= Your task =
Retrieve every line from the records in which the word "Change" occurs.

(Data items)
┄┄┄┄┄┄

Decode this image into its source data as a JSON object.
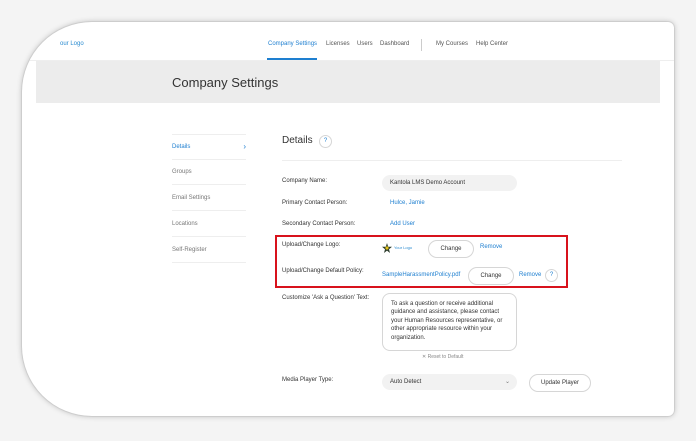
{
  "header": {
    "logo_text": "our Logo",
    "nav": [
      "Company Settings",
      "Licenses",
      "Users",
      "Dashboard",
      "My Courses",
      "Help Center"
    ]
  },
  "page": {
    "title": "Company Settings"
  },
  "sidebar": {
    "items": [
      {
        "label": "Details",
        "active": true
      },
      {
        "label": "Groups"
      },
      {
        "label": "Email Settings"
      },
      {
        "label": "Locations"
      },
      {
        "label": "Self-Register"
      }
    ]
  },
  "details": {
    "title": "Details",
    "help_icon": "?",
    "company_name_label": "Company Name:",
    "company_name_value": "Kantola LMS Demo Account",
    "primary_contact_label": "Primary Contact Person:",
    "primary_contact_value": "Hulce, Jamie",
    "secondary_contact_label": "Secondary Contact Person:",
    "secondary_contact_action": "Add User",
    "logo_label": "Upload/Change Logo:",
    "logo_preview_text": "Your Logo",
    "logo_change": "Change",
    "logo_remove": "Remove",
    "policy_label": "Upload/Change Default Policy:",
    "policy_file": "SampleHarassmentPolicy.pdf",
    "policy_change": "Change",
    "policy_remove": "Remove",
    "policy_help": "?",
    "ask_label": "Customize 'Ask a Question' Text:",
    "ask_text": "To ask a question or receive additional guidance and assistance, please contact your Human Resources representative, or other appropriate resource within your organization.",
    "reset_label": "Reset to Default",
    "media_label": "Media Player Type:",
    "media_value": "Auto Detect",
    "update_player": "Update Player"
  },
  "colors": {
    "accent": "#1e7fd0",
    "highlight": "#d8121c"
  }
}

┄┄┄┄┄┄

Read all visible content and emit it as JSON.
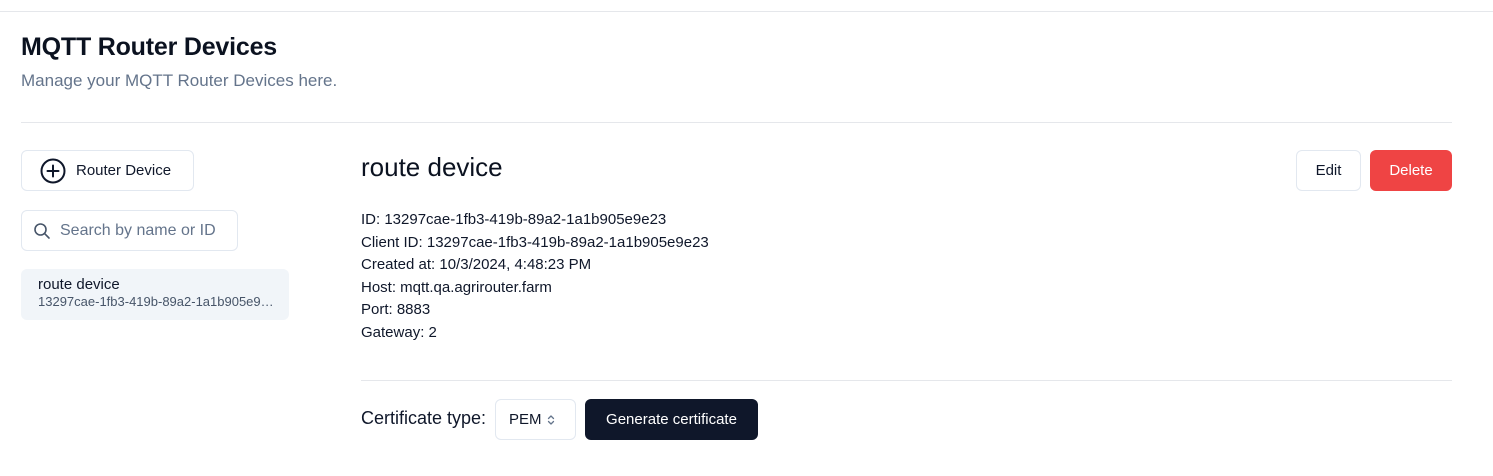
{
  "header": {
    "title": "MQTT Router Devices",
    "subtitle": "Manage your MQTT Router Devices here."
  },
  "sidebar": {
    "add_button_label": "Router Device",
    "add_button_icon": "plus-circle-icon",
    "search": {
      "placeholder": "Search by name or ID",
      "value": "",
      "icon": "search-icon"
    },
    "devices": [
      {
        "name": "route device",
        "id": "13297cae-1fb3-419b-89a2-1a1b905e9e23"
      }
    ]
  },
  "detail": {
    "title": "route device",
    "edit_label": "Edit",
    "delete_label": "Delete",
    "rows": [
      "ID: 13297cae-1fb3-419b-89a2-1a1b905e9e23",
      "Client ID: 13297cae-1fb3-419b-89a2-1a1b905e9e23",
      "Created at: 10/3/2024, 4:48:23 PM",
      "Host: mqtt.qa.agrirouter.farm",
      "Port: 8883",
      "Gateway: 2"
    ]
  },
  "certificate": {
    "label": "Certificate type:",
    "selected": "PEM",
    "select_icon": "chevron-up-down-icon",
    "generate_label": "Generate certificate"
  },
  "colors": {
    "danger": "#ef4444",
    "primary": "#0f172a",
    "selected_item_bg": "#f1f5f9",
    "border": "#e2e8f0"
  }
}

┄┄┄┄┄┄

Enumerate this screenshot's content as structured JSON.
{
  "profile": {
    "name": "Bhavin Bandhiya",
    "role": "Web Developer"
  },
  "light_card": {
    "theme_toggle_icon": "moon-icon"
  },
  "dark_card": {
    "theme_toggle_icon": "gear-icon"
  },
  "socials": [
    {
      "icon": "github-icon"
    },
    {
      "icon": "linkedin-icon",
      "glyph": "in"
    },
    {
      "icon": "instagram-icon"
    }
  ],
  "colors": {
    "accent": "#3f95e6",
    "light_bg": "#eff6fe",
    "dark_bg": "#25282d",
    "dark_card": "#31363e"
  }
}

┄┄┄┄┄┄

= Output =
    "logo_label": "Upload/Change Logo:",
    "logo_change": "Change",
    "policy_label": "Upload/Change Default Policy:",
    "policy_change": "Change",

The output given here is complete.